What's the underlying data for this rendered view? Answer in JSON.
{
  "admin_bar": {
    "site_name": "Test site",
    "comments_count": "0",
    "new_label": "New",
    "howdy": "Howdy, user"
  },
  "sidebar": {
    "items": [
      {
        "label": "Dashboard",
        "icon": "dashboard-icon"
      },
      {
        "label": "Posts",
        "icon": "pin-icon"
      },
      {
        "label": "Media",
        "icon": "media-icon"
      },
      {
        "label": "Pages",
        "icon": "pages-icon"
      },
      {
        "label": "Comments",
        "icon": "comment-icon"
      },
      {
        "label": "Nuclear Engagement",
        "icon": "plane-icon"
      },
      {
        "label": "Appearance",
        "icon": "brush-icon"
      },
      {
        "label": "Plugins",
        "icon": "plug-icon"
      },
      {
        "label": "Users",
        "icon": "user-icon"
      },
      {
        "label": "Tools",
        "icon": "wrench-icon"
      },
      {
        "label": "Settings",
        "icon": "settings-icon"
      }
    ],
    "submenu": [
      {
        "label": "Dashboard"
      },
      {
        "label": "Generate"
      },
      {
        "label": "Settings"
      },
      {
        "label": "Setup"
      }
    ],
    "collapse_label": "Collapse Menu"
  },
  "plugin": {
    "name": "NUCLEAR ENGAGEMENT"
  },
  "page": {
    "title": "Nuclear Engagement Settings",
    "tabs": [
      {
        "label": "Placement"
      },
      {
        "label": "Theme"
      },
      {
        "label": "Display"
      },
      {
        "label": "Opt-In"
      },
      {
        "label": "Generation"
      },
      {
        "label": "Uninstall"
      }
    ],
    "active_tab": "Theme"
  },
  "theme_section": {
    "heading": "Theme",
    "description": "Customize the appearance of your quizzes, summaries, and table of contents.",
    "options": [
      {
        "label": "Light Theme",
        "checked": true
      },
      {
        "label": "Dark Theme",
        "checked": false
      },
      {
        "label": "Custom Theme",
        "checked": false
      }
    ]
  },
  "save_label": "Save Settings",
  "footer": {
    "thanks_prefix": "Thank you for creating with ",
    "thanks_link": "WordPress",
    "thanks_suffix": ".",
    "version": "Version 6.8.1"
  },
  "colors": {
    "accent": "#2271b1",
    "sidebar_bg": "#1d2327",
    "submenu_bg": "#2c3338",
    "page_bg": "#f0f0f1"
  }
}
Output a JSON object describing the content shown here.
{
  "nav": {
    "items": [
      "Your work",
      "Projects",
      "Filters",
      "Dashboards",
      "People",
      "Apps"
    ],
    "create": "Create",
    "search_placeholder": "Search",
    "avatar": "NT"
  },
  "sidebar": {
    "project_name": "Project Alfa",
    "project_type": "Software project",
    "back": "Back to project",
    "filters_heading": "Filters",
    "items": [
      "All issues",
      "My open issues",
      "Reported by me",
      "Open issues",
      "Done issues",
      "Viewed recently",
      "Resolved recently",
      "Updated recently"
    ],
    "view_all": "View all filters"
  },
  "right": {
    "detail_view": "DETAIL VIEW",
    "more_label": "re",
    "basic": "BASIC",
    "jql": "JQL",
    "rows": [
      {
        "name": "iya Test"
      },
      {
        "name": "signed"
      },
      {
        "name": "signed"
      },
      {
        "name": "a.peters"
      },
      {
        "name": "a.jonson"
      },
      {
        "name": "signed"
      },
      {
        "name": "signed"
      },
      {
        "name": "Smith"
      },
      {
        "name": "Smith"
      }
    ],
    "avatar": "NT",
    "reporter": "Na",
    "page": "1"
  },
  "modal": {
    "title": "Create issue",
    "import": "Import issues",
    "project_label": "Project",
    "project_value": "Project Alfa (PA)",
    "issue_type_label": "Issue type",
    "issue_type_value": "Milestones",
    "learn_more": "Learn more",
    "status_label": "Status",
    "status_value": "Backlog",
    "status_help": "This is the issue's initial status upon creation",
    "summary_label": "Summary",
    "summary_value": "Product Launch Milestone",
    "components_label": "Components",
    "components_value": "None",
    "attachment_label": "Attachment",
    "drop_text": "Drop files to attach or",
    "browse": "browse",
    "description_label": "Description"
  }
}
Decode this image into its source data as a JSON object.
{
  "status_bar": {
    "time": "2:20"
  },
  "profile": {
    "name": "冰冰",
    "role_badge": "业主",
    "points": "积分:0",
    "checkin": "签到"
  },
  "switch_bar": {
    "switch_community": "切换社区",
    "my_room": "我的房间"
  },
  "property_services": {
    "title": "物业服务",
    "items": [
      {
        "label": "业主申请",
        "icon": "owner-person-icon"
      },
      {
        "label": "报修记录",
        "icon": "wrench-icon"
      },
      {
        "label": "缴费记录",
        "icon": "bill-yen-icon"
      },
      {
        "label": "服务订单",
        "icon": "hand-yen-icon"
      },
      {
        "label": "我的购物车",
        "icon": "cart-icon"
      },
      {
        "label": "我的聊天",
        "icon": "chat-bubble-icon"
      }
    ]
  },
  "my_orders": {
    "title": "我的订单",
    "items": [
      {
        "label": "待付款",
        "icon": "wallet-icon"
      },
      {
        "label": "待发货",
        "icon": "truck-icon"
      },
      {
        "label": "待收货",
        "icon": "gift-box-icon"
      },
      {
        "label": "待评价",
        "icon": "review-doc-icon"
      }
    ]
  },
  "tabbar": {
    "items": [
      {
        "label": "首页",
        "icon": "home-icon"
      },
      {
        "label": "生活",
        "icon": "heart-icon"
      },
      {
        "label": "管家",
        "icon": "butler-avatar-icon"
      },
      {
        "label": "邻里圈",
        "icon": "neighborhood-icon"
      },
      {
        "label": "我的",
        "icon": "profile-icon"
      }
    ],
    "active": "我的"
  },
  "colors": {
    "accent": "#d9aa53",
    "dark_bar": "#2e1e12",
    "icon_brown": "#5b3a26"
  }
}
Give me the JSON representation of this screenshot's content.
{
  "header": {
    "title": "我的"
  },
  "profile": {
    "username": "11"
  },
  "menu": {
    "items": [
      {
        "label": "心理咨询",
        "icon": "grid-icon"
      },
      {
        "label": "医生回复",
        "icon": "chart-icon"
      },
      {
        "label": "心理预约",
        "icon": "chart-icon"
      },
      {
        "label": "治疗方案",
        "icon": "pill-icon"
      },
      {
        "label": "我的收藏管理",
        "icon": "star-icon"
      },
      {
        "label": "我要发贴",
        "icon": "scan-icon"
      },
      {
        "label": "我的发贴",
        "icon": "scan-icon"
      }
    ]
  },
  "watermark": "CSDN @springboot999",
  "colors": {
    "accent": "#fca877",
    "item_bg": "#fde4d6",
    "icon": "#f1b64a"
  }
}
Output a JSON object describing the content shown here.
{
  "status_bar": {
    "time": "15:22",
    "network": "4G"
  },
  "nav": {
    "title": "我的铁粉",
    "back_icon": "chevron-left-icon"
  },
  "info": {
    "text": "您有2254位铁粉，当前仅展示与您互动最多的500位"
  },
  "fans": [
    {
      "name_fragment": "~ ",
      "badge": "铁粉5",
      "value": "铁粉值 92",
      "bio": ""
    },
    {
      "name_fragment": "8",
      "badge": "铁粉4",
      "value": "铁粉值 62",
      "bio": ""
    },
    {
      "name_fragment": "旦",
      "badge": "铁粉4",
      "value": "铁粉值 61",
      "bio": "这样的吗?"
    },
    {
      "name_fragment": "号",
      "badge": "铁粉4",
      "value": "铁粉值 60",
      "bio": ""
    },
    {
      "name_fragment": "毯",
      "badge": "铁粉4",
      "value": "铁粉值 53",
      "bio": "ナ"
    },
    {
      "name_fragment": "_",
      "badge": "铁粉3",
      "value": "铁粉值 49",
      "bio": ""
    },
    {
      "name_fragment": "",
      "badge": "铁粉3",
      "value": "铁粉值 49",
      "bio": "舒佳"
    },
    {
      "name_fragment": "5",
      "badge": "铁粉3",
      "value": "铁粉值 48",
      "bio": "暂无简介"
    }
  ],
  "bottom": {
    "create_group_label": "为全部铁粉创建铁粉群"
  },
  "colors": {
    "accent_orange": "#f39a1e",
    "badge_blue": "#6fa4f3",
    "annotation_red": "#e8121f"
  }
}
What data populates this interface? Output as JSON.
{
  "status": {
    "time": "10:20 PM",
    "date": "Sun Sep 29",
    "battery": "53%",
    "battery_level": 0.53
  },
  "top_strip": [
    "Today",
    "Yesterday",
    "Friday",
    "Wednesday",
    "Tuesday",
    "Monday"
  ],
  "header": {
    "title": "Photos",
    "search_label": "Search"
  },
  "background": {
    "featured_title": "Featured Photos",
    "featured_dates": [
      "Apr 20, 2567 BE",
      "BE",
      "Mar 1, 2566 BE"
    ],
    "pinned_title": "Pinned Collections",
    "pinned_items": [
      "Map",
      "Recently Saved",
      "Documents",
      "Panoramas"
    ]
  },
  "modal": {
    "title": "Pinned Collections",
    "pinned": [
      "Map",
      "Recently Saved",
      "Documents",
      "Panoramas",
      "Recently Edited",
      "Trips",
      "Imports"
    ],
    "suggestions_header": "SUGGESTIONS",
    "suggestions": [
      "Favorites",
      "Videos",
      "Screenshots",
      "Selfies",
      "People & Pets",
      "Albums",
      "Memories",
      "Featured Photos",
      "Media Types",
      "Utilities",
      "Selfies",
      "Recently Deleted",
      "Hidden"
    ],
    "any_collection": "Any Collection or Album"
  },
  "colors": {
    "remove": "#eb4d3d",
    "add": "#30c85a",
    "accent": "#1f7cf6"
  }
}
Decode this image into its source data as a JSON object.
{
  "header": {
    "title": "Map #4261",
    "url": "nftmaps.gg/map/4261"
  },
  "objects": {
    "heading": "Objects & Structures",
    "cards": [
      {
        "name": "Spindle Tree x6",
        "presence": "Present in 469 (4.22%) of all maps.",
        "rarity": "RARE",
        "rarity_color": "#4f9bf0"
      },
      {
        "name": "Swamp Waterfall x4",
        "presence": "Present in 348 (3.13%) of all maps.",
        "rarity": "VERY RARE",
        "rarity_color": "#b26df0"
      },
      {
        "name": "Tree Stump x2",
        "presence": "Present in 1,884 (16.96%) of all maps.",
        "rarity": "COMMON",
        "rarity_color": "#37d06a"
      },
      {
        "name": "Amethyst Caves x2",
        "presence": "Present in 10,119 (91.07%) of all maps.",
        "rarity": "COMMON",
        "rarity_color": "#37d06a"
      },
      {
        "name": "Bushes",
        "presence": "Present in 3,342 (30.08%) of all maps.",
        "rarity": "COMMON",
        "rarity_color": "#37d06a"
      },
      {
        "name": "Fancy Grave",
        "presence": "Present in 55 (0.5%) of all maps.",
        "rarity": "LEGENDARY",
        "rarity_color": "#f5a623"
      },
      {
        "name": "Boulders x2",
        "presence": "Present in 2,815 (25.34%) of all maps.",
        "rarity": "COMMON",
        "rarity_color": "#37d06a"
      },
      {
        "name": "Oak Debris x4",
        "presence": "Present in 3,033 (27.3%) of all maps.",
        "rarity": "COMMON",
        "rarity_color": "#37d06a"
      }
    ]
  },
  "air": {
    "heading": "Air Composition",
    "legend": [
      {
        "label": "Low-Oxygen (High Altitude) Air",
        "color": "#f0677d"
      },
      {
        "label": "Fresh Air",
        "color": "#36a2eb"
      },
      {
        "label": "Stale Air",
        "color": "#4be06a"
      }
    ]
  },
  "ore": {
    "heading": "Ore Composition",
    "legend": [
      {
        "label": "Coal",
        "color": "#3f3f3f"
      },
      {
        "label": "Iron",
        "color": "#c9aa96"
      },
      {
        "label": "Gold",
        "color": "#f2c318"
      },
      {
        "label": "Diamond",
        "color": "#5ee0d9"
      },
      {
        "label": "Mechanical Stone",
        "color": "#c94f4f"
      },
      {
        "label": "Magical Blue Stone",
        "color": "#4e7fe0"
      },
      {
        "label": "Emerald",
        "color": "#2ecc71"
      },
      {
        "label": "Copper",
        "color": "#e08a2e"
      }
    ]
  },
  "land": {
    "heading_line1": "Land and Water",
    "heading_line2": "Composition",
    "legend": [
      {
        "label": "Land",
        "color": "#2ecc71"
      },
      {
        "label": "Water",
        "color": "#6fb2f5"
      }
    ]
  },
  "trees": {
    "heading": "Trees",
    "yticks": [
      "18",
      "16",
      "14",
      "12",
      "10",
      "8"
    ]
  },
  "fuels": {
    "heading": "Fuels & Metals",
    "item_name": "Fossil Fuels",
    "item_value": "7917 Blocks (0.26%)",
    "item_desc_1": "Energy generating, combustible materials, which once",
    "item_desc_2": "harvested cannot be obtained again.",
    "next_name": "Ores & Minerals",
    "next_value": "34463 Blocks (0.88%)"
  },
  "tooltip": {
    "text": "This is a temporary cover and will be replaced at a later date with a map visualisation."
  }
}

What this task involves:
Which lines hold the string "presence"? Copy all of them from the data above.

Result below:
        "presence": "Present in 469 (4.22%) of all maps.",
        "presence": "Present in 348 (3.13%) of all maps.",
        "presence": "Present in 1,884 (16.96%) of all maps.",
        "presence": "Present in 10,119 (91.07%) of all maps.",
        "presence": "Present in 3,342 (30.08%) of all maps.",
        "presence": "Present in 55 (0.5%) of all maps.",
        "presence": "Present in 2,815 (25.34%) of all maps.",
        "presence": "Present in 3,033 (27.3%) of all maps.",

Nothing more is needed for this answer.